*Stop Motion Animation
Stop-motion animation is the painstaking process of photographing a model, moving it a miniscule amount, then photographing it again. Finally, you string the photographs together and the tiny movements appear to be action.
Remarkable sequences include a camera setting itself up and then walking off on its tripod; a frozen scene becomes a series of stills. The stills are frames of a 35mm film being cut by the editor. Interlace and montages of the camera lens and the human eye emphasize the camera's role as an active observer and reporter of human activities.
Tracking is often more narrowly defined as movement parallel to the action, or at least at a constant distance.
The sequence from the film includes numerous tracking shots. Vertov's inventive film chronicles both everyday actions and the act of filming them, so the tracking shots alternate between those taken by the camera we see and those taken by a second camera. The Cameraman shoots from a motorcycle speeding toward the audience. Structurally, the tracking shots creates a cinematic abstraction of " Life As-It-Is" that is more meaningful and impressive than the representational content of each individual shot.
Visual Composition and Design in " The Man with The Movie Camera"
The film is grounded on three different shot composition which gives to the film an impressive look by the help of wisely interconnection.
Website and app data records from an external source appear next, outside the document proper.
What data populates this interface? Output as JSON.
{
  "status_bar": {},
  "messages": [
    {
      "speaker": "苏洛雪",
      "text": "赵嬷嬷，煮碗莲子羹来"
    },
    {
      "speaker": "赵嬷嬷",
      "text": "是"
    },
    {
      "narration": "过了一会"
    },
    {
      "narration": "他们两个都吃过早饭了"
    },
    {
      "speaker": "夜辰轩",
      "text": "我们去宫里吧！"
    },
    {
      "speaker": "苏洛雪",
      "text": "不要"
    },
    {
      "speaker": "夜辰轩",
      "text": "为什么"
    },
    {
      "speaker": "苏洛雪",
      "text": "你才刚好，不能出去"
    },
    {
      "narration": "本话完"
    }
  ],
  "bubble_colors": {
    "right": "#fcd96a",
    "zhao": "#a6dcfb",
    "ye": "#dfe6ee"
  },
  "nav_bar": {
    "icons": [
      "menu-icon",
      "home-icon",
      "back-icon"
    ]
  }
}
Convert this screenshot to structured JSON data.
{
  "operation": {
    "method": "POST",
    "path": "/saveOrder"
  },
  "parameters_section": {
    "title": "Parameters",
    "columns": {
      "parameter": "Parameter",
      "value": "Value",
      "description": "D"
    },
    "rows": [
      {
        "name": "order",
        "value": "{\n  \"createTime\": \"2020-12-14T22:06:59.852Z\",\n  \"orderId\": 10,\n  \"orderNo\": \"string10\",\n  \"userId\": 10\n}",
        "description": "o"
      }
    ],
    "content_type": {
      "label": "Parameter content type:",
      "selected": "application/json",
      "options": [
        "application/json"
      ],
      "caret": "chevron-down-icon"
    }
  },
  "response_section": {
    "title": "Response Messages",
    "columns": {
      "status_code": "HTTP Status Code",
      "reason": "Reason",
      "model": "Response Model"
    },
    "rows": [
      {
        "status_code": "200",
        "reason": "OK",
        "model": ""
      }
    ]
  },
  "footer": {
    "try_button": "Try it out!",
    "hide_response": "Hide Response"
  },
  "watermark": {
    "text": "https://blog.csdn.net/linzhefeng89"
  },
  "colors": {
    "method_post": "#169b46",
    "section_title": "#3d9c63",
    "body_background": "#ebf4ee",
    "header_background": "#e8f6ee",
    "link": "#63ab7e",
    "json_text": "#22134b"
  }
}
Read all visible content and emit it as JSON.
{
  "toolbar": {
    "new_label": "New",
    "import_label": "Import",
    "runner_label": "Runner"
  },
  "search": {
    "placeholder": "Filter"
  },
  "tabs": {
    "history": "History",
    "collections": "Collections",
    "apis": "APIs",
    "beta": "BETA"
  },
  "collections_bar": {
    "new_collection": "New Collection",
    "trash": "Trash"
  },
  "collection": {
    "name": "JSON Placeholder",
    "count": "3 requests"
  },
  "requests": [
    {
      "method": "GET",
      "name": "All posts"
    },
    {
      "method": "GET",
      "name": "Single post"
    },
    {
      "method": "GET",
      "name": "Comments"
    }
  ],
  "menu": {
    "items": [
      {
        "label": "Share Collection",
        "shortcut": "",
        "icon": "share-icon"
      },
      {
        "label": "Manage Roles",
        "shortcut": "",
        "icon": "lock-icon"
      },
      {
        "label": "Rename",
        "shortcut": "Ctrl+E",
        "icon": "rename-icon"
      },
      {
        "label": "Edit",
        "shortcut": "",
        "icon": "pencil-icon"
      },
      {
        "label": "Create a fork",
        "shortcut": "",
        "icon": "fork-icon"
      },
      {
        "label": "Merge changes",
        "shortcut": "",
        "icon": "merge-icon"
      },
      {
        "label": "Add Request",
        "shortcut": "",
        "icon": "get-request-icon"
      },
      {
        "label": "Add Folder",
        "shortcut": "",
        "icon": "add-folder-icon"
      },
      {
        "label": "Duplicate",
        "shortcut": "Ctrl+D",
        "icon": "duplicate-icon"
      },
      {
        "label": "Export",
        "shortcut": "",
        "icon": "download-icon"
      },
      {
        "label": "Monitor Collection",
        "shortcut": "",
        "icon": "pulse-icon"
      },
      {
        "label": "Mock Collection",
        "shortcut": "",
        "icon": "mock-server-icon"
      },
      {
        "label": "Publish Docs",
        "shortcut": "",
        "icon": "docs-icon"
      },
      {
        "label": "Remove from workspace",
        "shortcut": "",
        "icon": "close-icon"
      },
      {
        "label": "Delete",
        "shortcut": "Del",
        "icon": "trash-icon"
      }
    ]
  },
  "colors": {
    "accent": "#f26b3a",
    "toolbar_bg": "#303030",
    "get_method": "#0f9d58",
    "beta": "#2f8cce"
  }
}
*Black and white contrast of the images
*Dominated graphic pattern of the frames
*Abstract outlook of the shots
Film length (meters): 1889 m (6 reels)
Film negative format (mm/video inches): 35 mm
Cinematographic process : Spherical
Printed film format: 35 mm
Aspect ratio : 1.33 : 1
Runtime: 68 min
Sound Mix: Silent
Color: Black and White
Directed by Dziga Vertov
Cameraman Mikhail Kaufman
Assistant Editor Yelizaveta Svilova
Original Music Pierre Henry / Nigel Humberstone / Konstantin Listov / Michael Nyman
Cinematography Mikhail Kaufman /Gleb Troyanski
Film Editing by Dziga Vertov
Pro. Company VUFKU
Filming locations Kiev, Ukraine / Moscow, Russia (exteriors) / Odessa, Ukraine (exteriors)
Country Soviet Union
Release Date 12 May 1929 (USA)